State and federal courts have steadily weakened this restriction, giving the government broader and broader powers to take homes, businesses and land. The Institute for Justice, a public interest law firm, found that cities and local governments threatened property owners or actually used eminent domain in 10,282 cases between 1998 and 2002 alone. In each of these cases, another private business or individual would benefit substantially.

While glitzy headquarters and corporate facilities make great copy for tourist and marketing brochures, the long-term stability of a city depends on its ability to protect and nurture neighborhoods. Cities are built on neighborhood foundations. If the Supreme Court rules in favor of the homeowners, perhaps city officials will start to focus more on nurturing the long-term foundation of their cities than on the short-term bottom line of an expanded tax base. If the court sides with the city of New London, property rights will have little practical meaning in America’s cities, and our homes may be the next target.

Samuel R. Staley, Ph.D. is a senior research fellow at Reason Foundation and managing director of the DeVoe L. Moore Center at Florida State University in Tallahassee where he teaches graduate and undergraduate courses in urban planning, regulation, and urban economics. Prior to joining Florida State, Staley was director of urban growth and land-use policy for Reason Foundation where he helped establish its urban policy program in 1997.

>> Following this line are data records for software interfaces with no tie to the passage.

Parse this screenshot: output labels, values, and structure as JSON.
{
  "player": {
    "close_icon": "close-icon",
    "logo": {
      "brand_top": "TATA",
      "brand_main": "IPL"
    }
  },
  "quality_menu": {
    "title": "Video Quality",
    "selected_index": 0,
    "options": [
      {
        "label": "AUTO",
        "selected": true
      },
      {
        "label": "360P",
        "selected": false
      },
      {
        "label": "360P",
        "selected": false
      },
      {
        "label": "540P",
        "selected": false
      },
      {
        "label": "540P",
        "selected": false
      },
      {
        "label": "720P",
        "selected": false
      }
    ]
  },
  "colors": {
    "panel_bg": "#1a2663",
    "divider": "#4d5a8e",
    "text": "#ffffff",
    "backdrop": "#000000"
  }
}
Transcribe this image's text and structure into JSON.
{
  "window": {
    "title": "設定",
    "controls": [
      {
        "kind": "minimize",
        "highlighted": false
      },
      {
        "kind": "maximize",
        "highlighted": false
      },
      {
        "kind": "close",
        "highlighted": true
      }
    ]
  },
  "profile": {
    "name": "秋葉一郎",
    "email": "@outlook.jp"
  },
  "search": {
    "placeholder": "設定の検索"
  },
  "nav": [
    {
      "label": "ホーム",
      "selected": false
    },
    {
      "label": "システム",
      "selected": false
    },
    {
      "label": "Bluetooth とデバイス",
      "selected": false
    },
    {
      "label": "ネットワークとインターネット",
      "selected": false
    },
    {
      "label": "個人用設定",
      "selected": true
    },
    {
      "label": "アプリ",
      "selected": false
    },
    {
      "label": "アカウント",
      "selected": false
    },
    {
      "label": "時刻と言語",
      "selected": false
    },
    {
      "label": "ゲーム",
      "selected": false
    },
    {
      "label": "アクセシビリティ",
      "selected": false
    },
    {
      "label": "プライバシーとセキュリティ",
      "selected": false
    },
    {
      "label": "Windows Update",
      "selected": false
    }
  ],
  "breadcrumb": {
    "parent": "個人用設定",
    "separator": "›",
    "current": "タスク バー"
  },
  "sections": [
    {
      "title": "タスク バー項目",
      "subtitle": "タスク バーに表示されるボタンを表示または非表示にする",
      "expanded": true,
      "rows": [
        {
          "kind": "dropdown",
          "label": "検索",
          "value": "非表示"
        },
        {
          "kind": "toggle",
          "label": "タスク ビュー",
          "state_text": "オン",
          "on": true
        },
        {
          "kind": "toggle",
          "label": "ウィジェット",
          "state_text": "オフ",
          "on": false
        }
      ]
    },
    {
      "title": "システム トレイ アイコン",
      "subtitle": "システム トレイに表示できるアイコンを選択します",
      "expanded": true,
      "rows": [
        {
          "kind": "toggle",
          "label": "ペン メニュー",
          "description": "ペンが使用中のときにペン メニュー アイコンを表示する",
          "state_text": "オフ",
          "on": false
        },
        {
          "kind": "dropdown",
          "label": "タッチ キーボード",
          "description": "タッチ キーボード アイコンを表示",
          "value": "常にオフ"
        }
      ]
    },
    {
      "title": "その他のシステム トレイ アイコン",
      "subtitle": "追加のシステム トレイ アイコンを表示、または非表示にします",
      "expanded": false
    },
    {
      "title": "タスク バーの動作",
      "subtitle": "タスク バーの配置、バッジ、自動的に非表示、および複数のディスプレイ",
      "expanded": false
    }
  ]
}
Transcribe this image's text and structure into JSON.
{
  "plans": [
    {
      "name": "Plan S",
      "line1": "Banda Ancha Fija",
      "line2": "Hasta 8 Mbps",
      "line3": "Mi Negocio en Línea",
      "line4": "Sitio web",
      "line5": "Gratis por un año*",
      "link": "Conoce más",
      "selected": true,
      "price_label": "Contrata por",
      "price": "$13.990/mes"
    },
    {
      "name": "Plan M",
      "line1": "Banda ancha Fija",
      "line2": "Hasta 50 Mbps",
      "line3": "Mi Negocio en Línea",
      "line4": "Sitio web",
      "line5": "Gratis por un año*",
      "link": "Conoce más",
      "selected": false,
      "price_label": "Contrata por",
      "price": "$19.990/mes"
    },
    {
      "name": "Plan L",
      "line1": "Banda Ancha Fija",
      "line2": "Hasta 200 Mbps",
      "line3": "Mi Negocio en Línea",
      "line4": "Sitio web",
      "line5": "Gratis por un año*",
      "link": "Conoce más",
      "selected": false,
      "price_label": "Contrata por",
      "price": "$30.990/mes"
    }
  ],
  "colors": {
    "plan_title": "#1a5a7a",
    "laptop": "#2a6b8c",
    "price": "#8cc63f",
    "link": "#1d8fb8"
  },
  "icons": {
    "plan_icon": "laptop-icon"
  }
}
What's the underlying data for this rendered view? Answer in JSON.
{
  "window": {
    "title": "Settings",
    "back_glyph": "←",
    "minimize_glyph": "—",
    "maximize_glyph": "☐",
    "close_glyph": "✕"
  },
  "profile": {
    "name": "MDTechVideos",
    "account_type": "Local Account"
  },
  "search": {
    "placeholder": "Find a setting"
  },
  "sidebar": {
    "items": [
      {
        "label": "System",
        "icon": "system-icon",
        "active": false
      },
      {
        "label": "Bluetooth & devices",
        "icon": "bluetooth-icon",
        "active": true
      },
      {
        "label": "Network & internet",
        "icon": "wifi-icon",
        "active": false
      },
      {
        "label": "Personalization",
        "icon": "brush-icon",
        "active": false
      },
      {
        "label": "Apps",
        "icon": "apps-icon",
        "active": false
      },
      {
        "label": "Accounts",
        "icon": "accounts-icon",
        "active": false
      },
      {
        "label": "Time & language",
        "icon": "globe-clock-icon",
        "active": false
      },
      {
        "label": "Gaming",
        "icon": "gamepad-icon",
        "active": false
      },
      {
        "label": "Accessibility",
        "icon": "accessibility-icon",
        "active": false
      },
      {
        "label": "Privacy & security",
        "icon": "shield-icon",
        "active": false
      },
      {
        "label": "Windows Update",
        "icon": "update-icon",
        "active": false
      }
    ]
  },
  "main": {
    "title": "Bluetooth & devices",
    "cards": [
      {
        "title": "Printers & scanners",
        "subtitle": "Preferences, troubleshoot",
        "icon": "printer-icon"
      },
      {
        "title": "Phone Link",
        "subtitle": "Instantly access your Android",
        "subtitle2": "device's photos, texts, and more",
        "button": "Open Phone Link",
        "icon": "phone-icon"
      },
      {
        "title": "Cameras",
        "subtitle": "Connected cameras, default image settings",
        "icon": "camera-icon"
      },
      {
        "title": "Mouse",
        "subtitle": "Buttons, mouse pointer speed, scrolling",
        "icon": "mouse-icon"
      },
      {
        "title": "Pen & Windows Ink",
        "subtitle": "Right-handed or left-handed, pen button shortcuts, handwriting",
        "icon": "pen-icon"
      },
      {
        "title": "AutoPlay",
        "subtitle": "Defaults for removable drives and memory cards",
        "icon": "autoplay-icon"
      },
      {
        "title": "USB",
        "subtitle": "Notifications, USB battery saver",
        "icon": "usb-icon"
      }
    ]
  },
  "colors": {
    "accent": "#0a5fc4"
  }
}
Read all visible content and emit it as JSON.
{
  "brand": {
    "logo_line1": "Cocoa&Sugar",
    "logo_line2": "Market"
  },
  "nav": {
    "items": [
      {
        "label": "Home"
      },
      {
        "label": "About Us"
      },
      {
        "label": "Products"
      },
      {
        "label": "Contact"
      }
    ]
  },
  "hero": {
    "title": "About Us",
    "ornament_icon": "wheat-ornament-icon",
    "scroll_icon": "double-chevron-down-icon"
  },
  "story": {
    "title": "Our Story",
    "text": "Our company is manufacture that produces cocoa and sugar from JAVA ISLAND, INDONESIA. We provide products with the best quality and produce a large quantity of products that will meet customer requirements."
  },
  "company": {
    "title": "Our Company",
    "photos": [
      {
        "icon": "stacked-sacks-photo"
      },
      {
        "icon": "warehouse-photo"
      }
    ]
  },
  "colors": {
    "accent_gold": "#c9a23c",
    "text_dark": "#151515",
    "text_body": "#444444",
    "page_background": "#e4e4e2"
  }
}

Staley is the author of several books, most recently co-authoring Mobility First: A New Vision for Transportation in a Globally Competitive 21st Century (Rowman & Littlefield, 2008). Texas Gov. Rick Perry aid Staley and Moore "get it right" and world bank urban planner Alain Bartaud called it "a must read for urban managers of large cities in the United States and around the world."

He is also co-author, with Ted Balaker, of The Road More Traveled: Why The Congestion Crisis Matters More Than You Think, and What We Can Do About It (Rowman and Littlefield, September, 2006). Author Joel Kotkin said, "The Road More Traveled should be required reading not only for planners and their students, but anyone who loves cities and wants them to thrive as real places, not merely as museums, in the 21st Century." Former U.S. Secretary of Transportation Mary Peters said, "Balaker and Staley clearly debunk the myth that there is nothing we can do about congestion."

Staley's previous book, Smarter Growth: Market-based Strategies for Land-use Planning in the 21st Century (Greenwood Press, 2001), was called the "most thorough challenge yet to regional land-use plans" by Planning magazine.

In addition to these books, he is the author of Drug Policy and the Decline of American Cities (Transaction Publishers, 1992) and Planning Rules and Urban Economic Performance: The Case of Hong Kong (Chinese University Press, 1994).

His more than 100 professional articles, studies, and reports have appeared in publications such as The Wall Street Journal, The New York Times, Washington Post, Los Angeles Times, Investor's Business Daily, Journal of the American Planning Association, Planning magazine, Reason magazine, National Review and many others.

Staley's approach to urban development, transportation and public policy blends more than 20 years of experience as an economic development consultant, academic researcher, urban policy analyst, and community leader.

Staley is a former chair for his local planning board in his hometown of Bellbrook, Ohio. He is also a former member of its Board of Zoning Appeals and Property Review Commission, vice chair of his local park district's open space master plan committee, and chair of its Charter Review Commission.

Staley received his B.A. in Economics and Public Policy from Colby College, M.S. in Social and Applied Economics from Wright State University, and Ph.D. in Public Administration, with concentrations in urban planning and public finance from Ohio State University.